8. Check Public Infrastructure. Many large projects typically include obligations by developers to install public infrastructure, such as roads, water, sewer and/or stormwater facilities. When a developer defaults on loan obligations, a default on public infrastructure obligations usually follows. When security bonds or letters of credit were issued to secure completion of public infrastructure, a prospective buyer should contact the beneficiary(ies) of the security to determine the status of the improvements and whether the posted security is still adequate. If additional security is required, the buyer should inquire whether the municipality or county can withhold building permits and/or certificates of occupancy in a project until the security is provided. The buyer also needs to coordinate the replacement of security with the public agency and seller to avoid any lapse in coverage during the project’s change in ownership.

9. Review Development Agreements. A development agreement with a local government commonly addresses, among other things, a phased build-out of a project, water and/or sewer capacity allocations, public infrastructure improvements, stormwater compliance and performance deadlines. These agreements often require local government approval before they can be assigned to new developers. Lenders who have acquired property through foreclosure or deeds in lieu may have to renegotiate agreement terms to secure the local government’s approval for an assignment or to preserve or enhance the value of the property for sale later. Such renegotiation may result in tighter development standards (in exchange for extended deadlines) or higher impact fees for the buyer of the property. Since many development agreements are tied to planned unit development (PUD) approvals, the PUDs also may require amendment.
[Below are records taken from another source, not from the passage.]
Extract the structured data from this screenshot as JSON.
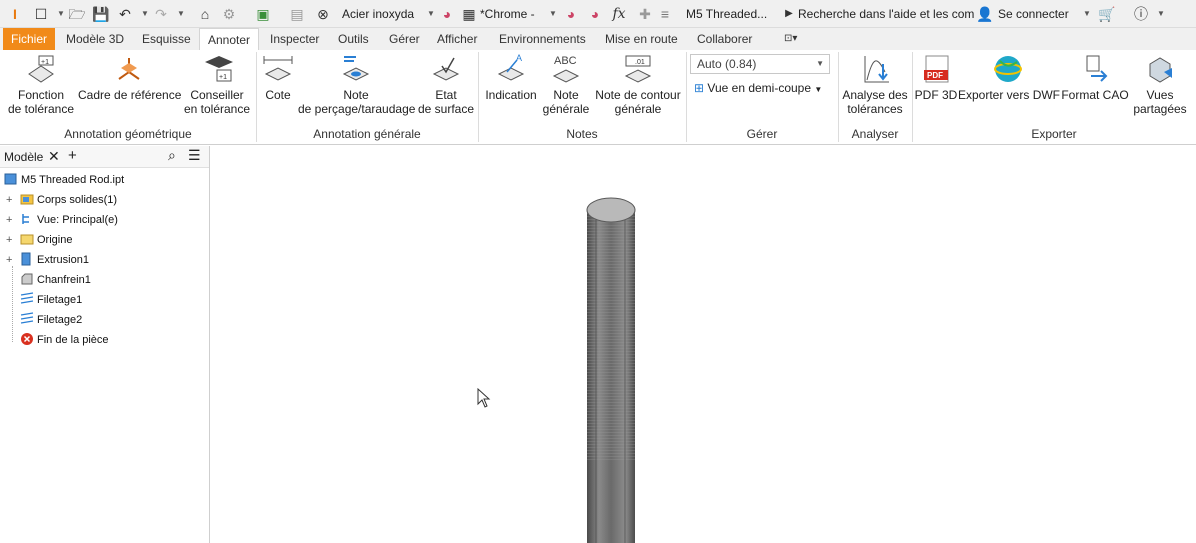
{
  "app": {
    "material": "Acier inoxyda",
    "appearance": "*Chrome -",
    "document_title": "M5 Threaded...",
    "search_placeholder": "Recherche dans l'aide et les com",
    "sign_in": "Se connecter"
  },
  "tabs": [
    "Fichier",
    "Modèle 3D",
    "Esquisse",
    "Annoter",
    "Inspecter",
    "Outils",
    "Gérer",
    "Afficher",
    "Environnements",
    "Mise en route",
    "Collaborer"
  ],
  "active_tab": "Annoter",
  "ribbon": {
    "annotation_geometrique": {
      "title": "Annotation géométrique",
      "buttons": [
        {
          "label1": "Fonction",
          "label2": "de tolérance",
          "icon": "feature-tolerance-icon"
        },
        {
          "label1": "Cadre de référence",
          "label2": "",
          "icon": "datum-frame-icon"
        },
        {
          "label1": "Conseiller",
          "label2": "en tolérance",
          "icon": "tolerance-advisor-icon"
        }
      ]
    },
    "annotation_generale": {
      "title": "Annotation générale",
      "buttons": [
        {
          "label1": "Cote",
          "label2": "",
          "icon": "dimension-icon"
        },
        {
          "label1": "Note",
          "label2": "de perçage/taraudage",
          "icon": "hole-note-icon"
        },
        {
          "label1": "Etat",
          "label2": "de surface",
          "icon": "surface-texture-icon"
        }
      ]
    },
    "notes": {
      "title": "Notes",
      "buttons": [
        {
          "label1": "Indication",
          "label2": "",
          "icon": "leader-text-icon"
        },
        {
          "label1": "Note",
          "label2": "générale",
          "icon": "general-note-icon"
        },
        {
          "label1": "Note de contour",
          "label2": "générale",
          "icon": "contour-note-icon"
        }
      ]
    },
    "gerer": {
      "title": "Gérer",
      "auto_select": "Auto (0.84)",
      "view_option": "Vue en demi-coupe"
    },
    "analyser": {
      "title": "Analyser",
      "buttons": [
        {
          "label1": "Analyse des",
          "label2": "tolérances",
          "icon": "tolerance-analysis-icon"
        }
      ]
    },
    "exporter": {
      "title": "Exporter",
      "buttons": [
        {
          "label1": "PDF 3D",
          "label2": "",
          "icon": "pdf-icon"
        },
        {
          "label1": "Exporter vers DWF",
          "label2": "",
          "icon": "dwf-globe-icon"
        },
        {
          "label1": "Format CAO",
          "label2": "",
          "icon": "cad-format-icon"
        },
        {
          "label1": "Vues",
          "label2": "partagées",
          "icon": "shared-views-icon"
        }
      ]
    }
  },
  "browser": {
    "tab_label": "Modèle",
    "root": "M5 Threaded Rod.ipt",
    "nodes": [
      {
        "label": "Corps solides(1)",
        "expandable": true,
        "icon": "folder-icon"
      },
      {
        "label": "Vue: Principal(e)",
        "expandable": true,
        "icon": "view-rep-icon"
      },
      {
        "label": "Origine",
        "expandable": true,
        "icon": "folder-icon"
      },
      {
        "label": "Extrusion1",
        "expandable": true,
        "icon": "extrusion-icon"
      },
      {
        "label": "Chanfrein1",
        "expandable": false,
        "icon": "chamfer-icon"
      },
      {
        "label": "Filetage1",
        "expandable": false,
        "icon": "thread-icon"
      },
      {
        "label": "Filetage2",
        "expandable": false,
        "icon": "thread-icon"
      },
      {
        "label": "Fin de la pièce",
        "expandable": false,
        "icon": "end-of-part-icon"
      }
    ]
  },
  "colors": {
    "file_tab": "#f18a19",
    "rod": "#6e6e6e"
  }
}
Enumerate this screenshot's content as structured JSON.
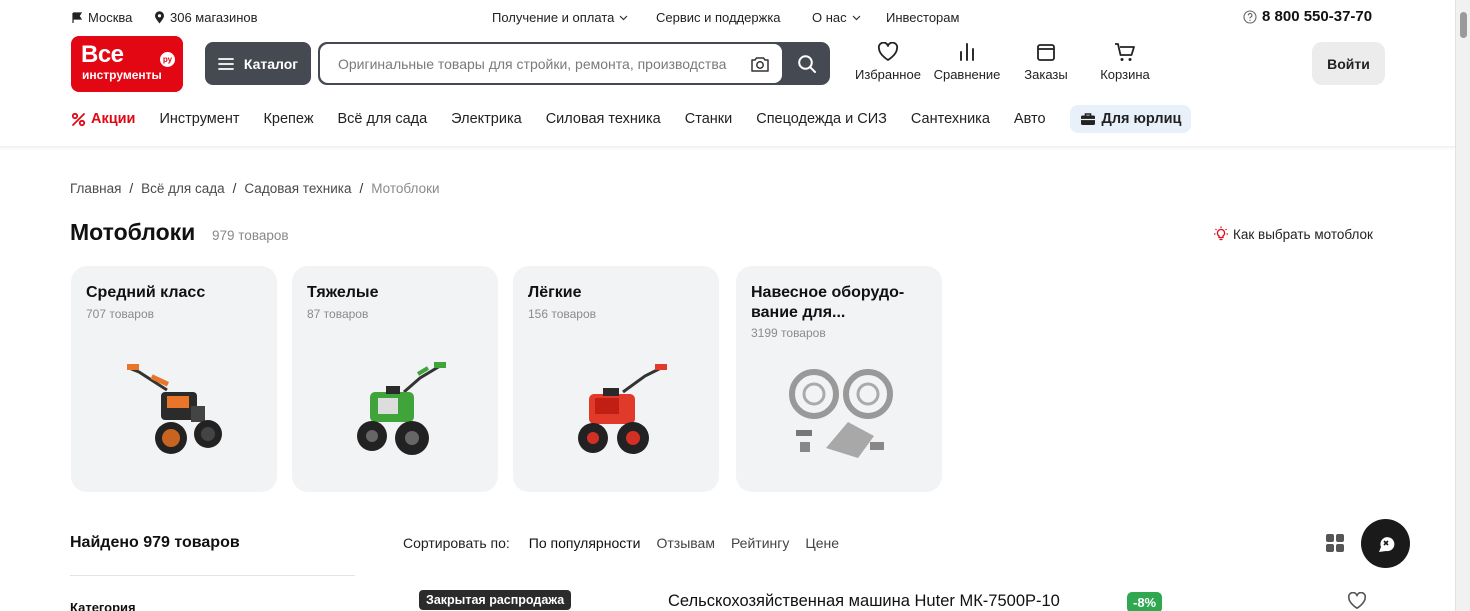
{
  "topbar": {
    "city": "Москва",
    "stores": "306 магазинов",
    "links": [
      "Получение и оплата",
      "Сервис и поддержка",
      "О нас",
      "Инвесторам"
    ],
    "phone": "8 800 550-37-70"
  },
  "logo": {
    "line1": "Все",
    "line2": "инструменты",
    "badge": "ру"
  },
  "header": {
    "catalog_label": "Каталог",
    "search_placeholder": "Оригинальные товары для стройки, ремонта, производства",
    "favorites": "Избранное",
    "compare": "Сравнение",
    "orders": "Заказы",
    "cart": "Корзина",
    "login": "Войти"
  },
  "nav": {
    "promo": "Акции",
    "items": [
      "Инструмент",
      "Крепеж",
      "Всё для сада",
      "Электрика",
      "Силовая техника",
      "Станки",
      "Спецодежда и СИЗ",
      "Сантехника",
      "Авто"
    ],
    "b2b": "Для юрлиц"
  },
  "breadcrumbs": [
    "Главная",
    "Всё для сада",
    "Садовая техника",
    "Мотоблоки"
  ],
  "page": {
    "title": "Мотоблоки",
    "count": "979 товаров",
    "howto": "Как выбрать мотоблок"
  },
  "categories": [
    {
      "title": "Средний класс",
      "count": "707 товаров"
    },
    {
      "title": "Тяжелые",
      "count": "87 товаров"
    },
    {
      "title": "Лёгкие",
      "count": "156 товаров"
    },
    {
      "title": "Навесное оборудо-вание для...",
      "count": "3199 товаров"
    }
  ],
  "listing": {
    "found": "Найдено 979 товаров",
    "filter_heading": "Категория",
    "sort_label": "Сортировать по:",
    "sort_options": [
      "По популярности",
      "Отзывам",
      "Рейтингу",
      "Цене"
    ],
    "first_product": {
      "badge": "Закрытая распродажа",
      "title": "Сельскохозяйственная машина Huter МК-7500Р-10",
      "discount": "-8%"
    }
  },
  "colors": {
    "brand": "#e30613",
    "dark": "#454a52",
    "discount": "#2fa84f"
  }
}
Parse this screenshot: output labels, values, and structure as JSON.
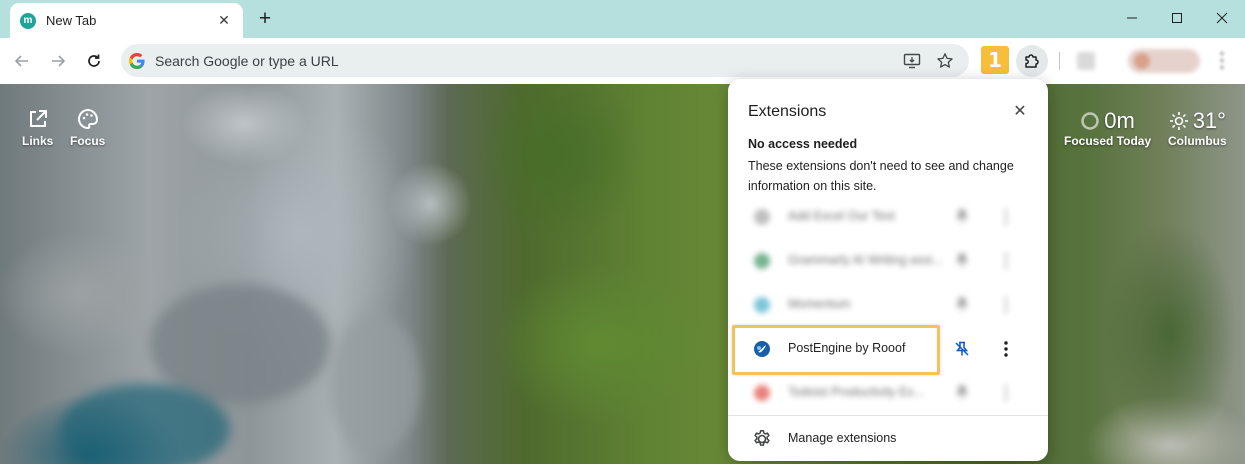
{
  "tab": {
    "favicon_letter": "m",
    "title": "New Tab",
    "close_glyph": "✕",
    "new_tab_glyph": "+"
  },
  "toolbar": {
    "omnibox_placeholder": "Search Google or type a URL",
    "step_badge": "1"
  },
  "page": {
    "links_label": "Links",
    "focus_label": "Focus",
    "focused_value": "0m",
    "focused_label": "Focused Today",
    "weather_value": "31°",
    "weather_label": "Columbus"
  },
  "extensions_popup": {
    "title": "Extensions",
    "close_glyph": "✕",
    "section_title": "No access needed",
    "section_description": "These extensions don't need to see and change information on this site.",
    "items": [
      {
        "name": "Add Excel Our Text",
        "icon_color": "#9e9e9e",
        "blurred": true
      },
      {
        "name": "Grammarly AI Writing assi...",
        "icon_color": "#2e8b57",
        "blurred": true
      },
      {
        "name": "Momentum",
        "icon_color": "#3aa6c5",
        "blurred": true
      },
      {
        "name": "PostEngine by Rooof",
        "icon_color": "#1a6fb5",
        "blurred": false,
        "pinned": true,
        "highlighted": true
      },
      {
        "name": "Todoist Productivity Ex...",
        "icon_color": "#db4035",
        "blurred": true
      }
    ],
    "manage_label": "Manage extensions"
  },
  "colors": {
    "tabstrip": "#b5e0dd",
    "omnibox": "#e9eeee",
    "badge": "#f6be3b",
    "highlight": "#f2c458",
    "pin_active": "#0b57d0"
  }
}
10. Take Assignment of Plans & Construction Contracts at Your Own Risk. Clauses in development requiring the assignment of architectural/engineering designs and specifications and/or construction contracts in the event of default by the developer should be scrutinized. Typically, a client does not own intellectual property rights in plans or specifications and is not authorized to assign any rights in these materials to a third party without the preparer’s involvement. As a result, anyone taking an assignment of plans or specifications without the preparer’s signature should be warned they may not be acquiring any rights in the materials at all. A prospective buyer also needs to review default clauses in development agreements requiring assignment of a construction contract without the consent of the contractor. Such an assignment may be unenforceable against the contractor, particularly if the assignor has defaulted under the construction contract (which is likely if a default has occurred under the development agreement). Further, the assignee may not want to continue the project. An effective construction contract assignment provision in a development agreement will require the developer to name the property owner as a third-party beneficiary to the construction contract. It also will permit the contract to be assignable to the owner at the owner’s election, subject to limitations on the owner’s obligation to continue construction on the project.

If ignored, any of the above issues could sink a deal at the last minute or create problems later for an owner or their tenants. The property owner who performs proactive due diligence at the beginning of a project seldom regrets the time and cost invested.